Route 66 was the Mother Road of Flight for many travelers. It was the Main Street of America. It became part of the Federal Highway System in 1926 as an unpaved road going through Tucumcari, Santa Rosa, Santa Fe, Bernalillo, Albuquerque, Los Lunas, Grants, and Gallup. The total distance was 506 miles. Late in 1926, Governor A. T. Hannett authorized the construction of the Santa-Rosa Short-cut in the last days of his administration. In the 1930s, a Laguna Short-cut was completed. The short-cuts, which were formally instituted as being part of Route 66 in 1937, eliminated Santa Fe, Bernalillo, and Los Lunas from being on the route, much to the consternation of tourist oriented businesses in those communities. The short-cuts saved 107 miles of travel over dirt, then gravel, and finally paved roads. The presentation discusses the political and social factors leading to the decision to create the Santa Rosa Short-cut, the actions leading to officially realigning Route 66 through Tijeras Canyon and towards Laguna, and the aftermath of what these decisions produced.

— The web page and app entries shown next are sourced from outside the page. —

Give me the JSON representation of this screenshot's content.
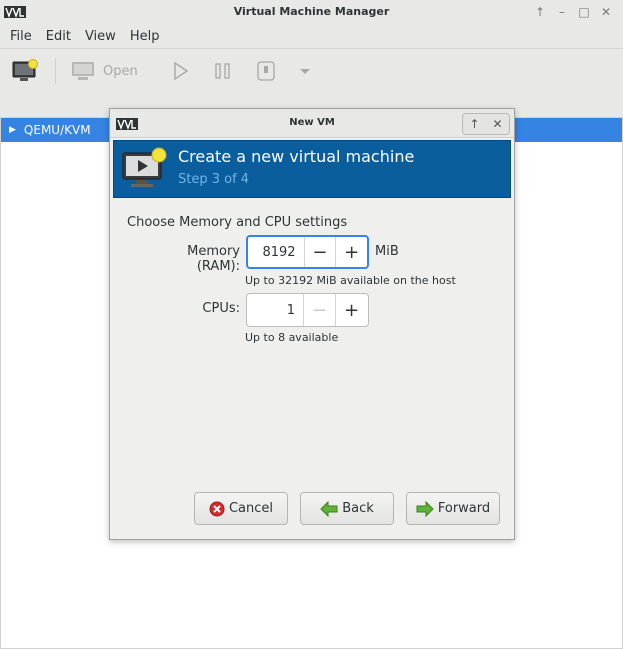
{
  "window": {
    "title": "Virtual Machine Manager"
  },
  "menu": {
    "items": [
      "File",
      "Edit",
      "View",
      "Help"
    ]
  },
  "toolbar": {
    "open_label": "Open"
  },
  "connections": {
    "items": [
      {
        "label": "QEMU/KVM"
      }
    ]
  },
  "dialog": {
    "title": "New VM",
    "heading": "Create a new virtual machine",
    "step": "Step 3 of 4",
    "section_title": "Choose Memory and CPU settings",
    "memory": {
      "label": "Memory (RAM):",
      "value": "8192",
      "unit": "MiB",
      "hint": "Up to 32192 MiB available on the host"
    },
    "cpus": {
      "label": "CPUs:",
      "value": "1",
      "hint": "Up to 8 available"
    },
    "buttons": {
      "cancel": "Cancel",
      "back": "Back",
      "forward": "Forward"
    }
  },
  "colors": {
    "banner": "#0a5e9d",
    "selection": "#3584e4",
    "step_text": "#6fb5e8"
  }
}
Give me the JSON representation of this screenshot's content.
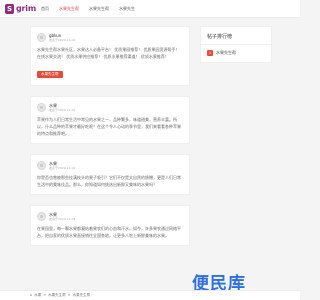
{
  "header": {
    "logo_letter": "S",
    "logo_text": "grim",
    "nav": [
      "首页",
      "水果先生帮",
      "水果先生帮",
      "水果先生"
    ]
  },
  "posts": [
    {
      "name": "gbkun",
      "time": "发表于2024-11-01",
      "text": "水果先生帮水果社区，水果达人必备平台！ 优质果园推荐！ 优质果园资源帮手！ 在线水果交流！ 优质水果供应推荐！ 优质水果推荐渠道！ 优质水果推荐！",
      "tag": "水果先生帮"
    },
    {
      "name": "水果",
      "time": "发表于2024-11-01",
      "text": "苹果作为人们日常生活中常见的水果之一，品种繁多，味道甜美，营养丰富。所以，什么品种的苹果才最好吃呢？在这个令人心动的季节里，我们来看看各种苹果的特点和推荐吧。"
    },
    {
      "name": "水果",
      "time": "发表于2024-11-01",
      "text": "你是否也曾被那些挂满枝头的果子吸引？它们不仅是大自然的馈赠，更是人们日常生活中的美味佳品。那么，你知道如何挑选出新鲜又美味的水果吗？"
    },
    {
      "name": "水果",
      "time": "发表于2024-11-01",
      "text": "在果园里，每一颗水果都凝结着果农们的心血和汗水。如今，许多果农通过网络平台，把自家的优质水果直接销往全国各地，让更多人吃上新鲜美味的水果。"
    }
  ],
  "sidebar": {
    "title": "帖子排行榜",
    "ranks": [
      {
        "num": "1",
        "label": "水果先生帮"
      }
    ]
  },
  "footer": {
    "crumbs": [
      "水果",
      "水果先生帮",
      "水果先生帮"
    ],
    "separator": ">"
  },
  "watermark": "便民库",
  "colors": {
    "accent": "#e64a3b",
    "brand": "#8e2b7e",
    "watermark": "#2f6fe5"
  }
}
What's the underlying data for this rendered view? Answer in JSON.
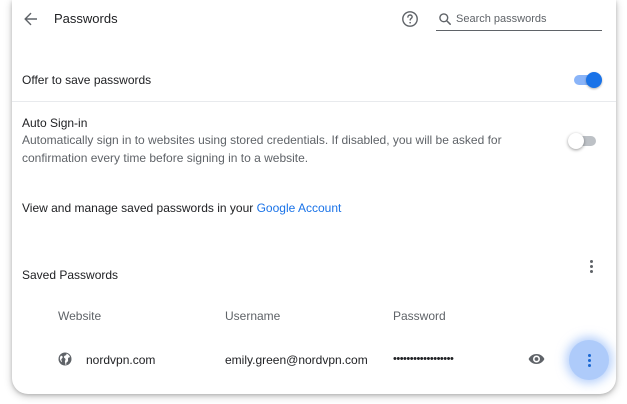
{
  "header": {
    "title": "Passwords",
    "search_placeholder": "Search passwords",
    "icons": [
      "back-arrow-icon",
      "help-icon",
      "search-icon"
    ]
  },
  "offer_to_save": {
    "label": "Offer to save passwords",
    "enabled": true
  },
  "auto_signin": {
    "label": "Auto Sign-in",
    "description": "Automatically sign in to websites using stored credentials. If disabled, you will be asked for confirmation every time before signing in to a website.",
    "enabled": false
  },
  "manage": {
    "text": "View and manage saved passwords in your ",
    "link_text": "Google Account"
  },
  "saved": {
    "title": "Saved Passwords",
    "columns": [
      "Website",
      "Username",
      "Password"
    ],
    "rows": [
      {
        "website": "nordvpn.com",
        "username": "emily.green@nordvpn.com",
        "password_mask": "••••••••••••••••••"
      }
    ]
  },
  "colors": {
    "accent": "#1a73e8",
    "toggle_track_on": "#8ab4f8",
    "toggle_off": "#bdc1c6",
    "text_primary": "#202124",
    "text_secondary": "#5f6368"
  }
}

- Theoretical Texas Boundary in New Mexico – Roger Zimmerman (Bio)
The Republic of Texas claimed a western boundary in 1836 that included land east of the Rio Grande in what was considered the Territory of New Mexico by the Mexican government. Texas claims were without agreement of the government of Mexico or support of citizens living in the affected region. The Texas claims for boundaries were included in petitions for annexation with the US starting in 1836. President Andrew Jackson and the US Congress stalled the annexation petition and this continued until 1838, when the US and the Republic broke off annexation discussions. Finally in 1845, the US saw need to annex Texas and the Republic of Texas became the State of Texas. New Mexico residents did not get US citizenship rights when the State of Texas was formed because the boundaries were subject to the acceptance of these boundaries by adjoining governments, which did not happen with Mexico.
Boundary issues were drivers of the war between the US and Mexico, starting in 1846 and being concluded with the Treaty of Guadalupe Hidalgo in 1848. General Kearny proclaimed New Mexico as part of the US in 1846. The region of New Mexico east of the Rio Grande was not formally accepted as part of the New Mexico Territory until the US Congress Compromise of 1850.

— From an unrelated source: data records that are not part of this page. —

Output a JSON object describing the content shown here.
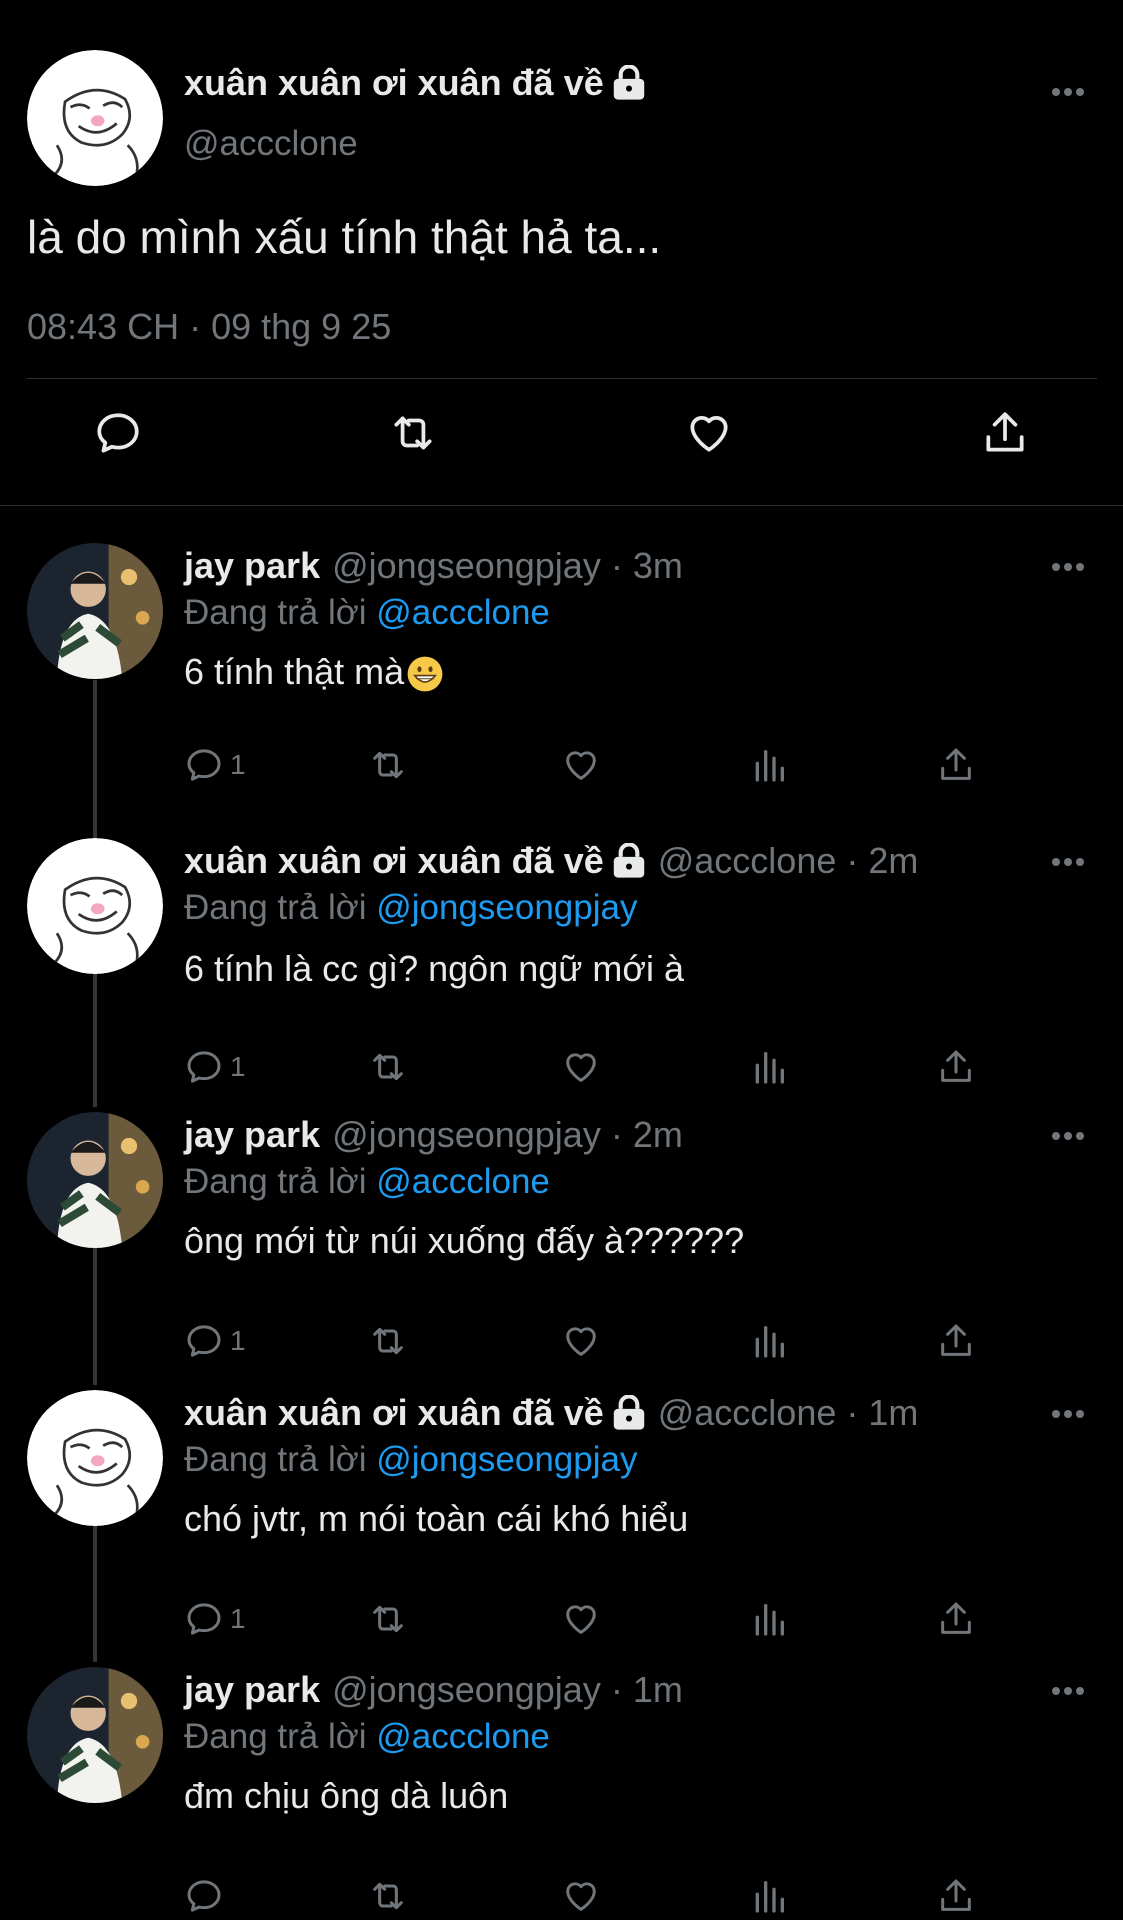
{
  "main": {
    "name": "xuân xuân ơi xuân đã về",
    "handle": "@accclone",
    "text": "là do mình xấu tính thật hả ta...",
    "timestamp": "08:43 CH · 09 thg 9 25"
  },
  "replies": [
    {
      "name": "jay park",
      "meta": "@jongseongpjay · 3m",
      "replying_label": "Đang trả lời ",
      "mention": "@accclone",
      "text": "6 tính thật mà",
      "emoji": "grinning-face",
      "reply_count": "1"
    },
    {
      "name": "xuân xuân ơi xuân đã về",
      "meta": "@accclone · 2m",
      "replying_label": "Đang trả lời ",
      "mention": "@jongseongpjay",
      "text": "6 tính là cc gì? ngôn ngữ mới à",
      "reply_count": "1"
    },
    {
      "name": "jay park",
      "meta": "@jongseongpjay · 2m",
      "replying_label": "Đang trả lời ",
      "mention": "@accclone",
      "text": "ông mới từ núi xuống đấy à??????",
      "reply_count": "1"
    },
    {
      "name": "xuân xuân ơi xuân đã về",
      "meta": "@accclone · 1m",
      "replying_label": "Đang trả lời ",
      "mention": "@jongseongpjay",
      "text": "chó jvtr, m nói toàn cái khó hiểu",
      "reply_count": "1"
    },
    {
      "name": "jay park",
      "meta": "@jongseongpjay · 1m",
      "replying_label": "Đang trả lời ",
      "mention": "@accclone",
      "text": "đm chịu ông dà luôn",
      "reply_count": ""
    }
  ],
  "colors": {
    "background": "#000000",
    "text": "#e7e9ea",
    "muted": "#71767b",
    "mention": "#1d9bf0",
    "divider": "#2f3336"
  }
}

- Primary Documents at your Fingertips – Roger Zimmerman (Bio)
Primary documents are used to provide direct or firsthand evidence about a person or an event or happening. Principal sources of primary documents are newspaper articles, photographs, original documents, and oral histories. The Albuquerque Historical Society has established a source documents repository website for primary documents that cover historical events occurring since the initiation of statehood in 1912. This compilation has been proposed and developed with guidance from secondary school individuals as this was the target audience in the development of the project. In particular, APS teachers, librarians, and administrators were involved.
Part of the presentation will be on the development and implementation of this project and of the content. With guidance from the educators, the documents are separated into 11 topics, which include Statehood, New Mexico roles in WWI, WWII, Cold War, and New Deal. Entertainment, infrastructure, and noteworthy topics also exist. Recent monitoring of the use of the website indicates that the top three topics are: New Mexico role in the Cold War, New Mexico role in WWII, and Statehood (1912). Currently there are 168 documents in the Index with a distribution of: 100 documents, 48 photographs, 10 maps, 6 cartoons, and 4 drawings. All of these are free and are easily printed or downloaded. Top documents selected by website visitors were: Sam Berryman cartoon about Pancho Villa, a newspaper story about the creation of Los Alamos during WWII, and a newspaper article about Navajo Code Talkers in WWII.
The presentation will also introduce interesting documents and stories about these documents that illustrate our rich New Mexico history.
Volunteer to be a Speaker
If you are knowledgeable on a topic related to the history of Albuquerque and are willing to volunteer your time, please complete our Speaker Volunteer Application Form.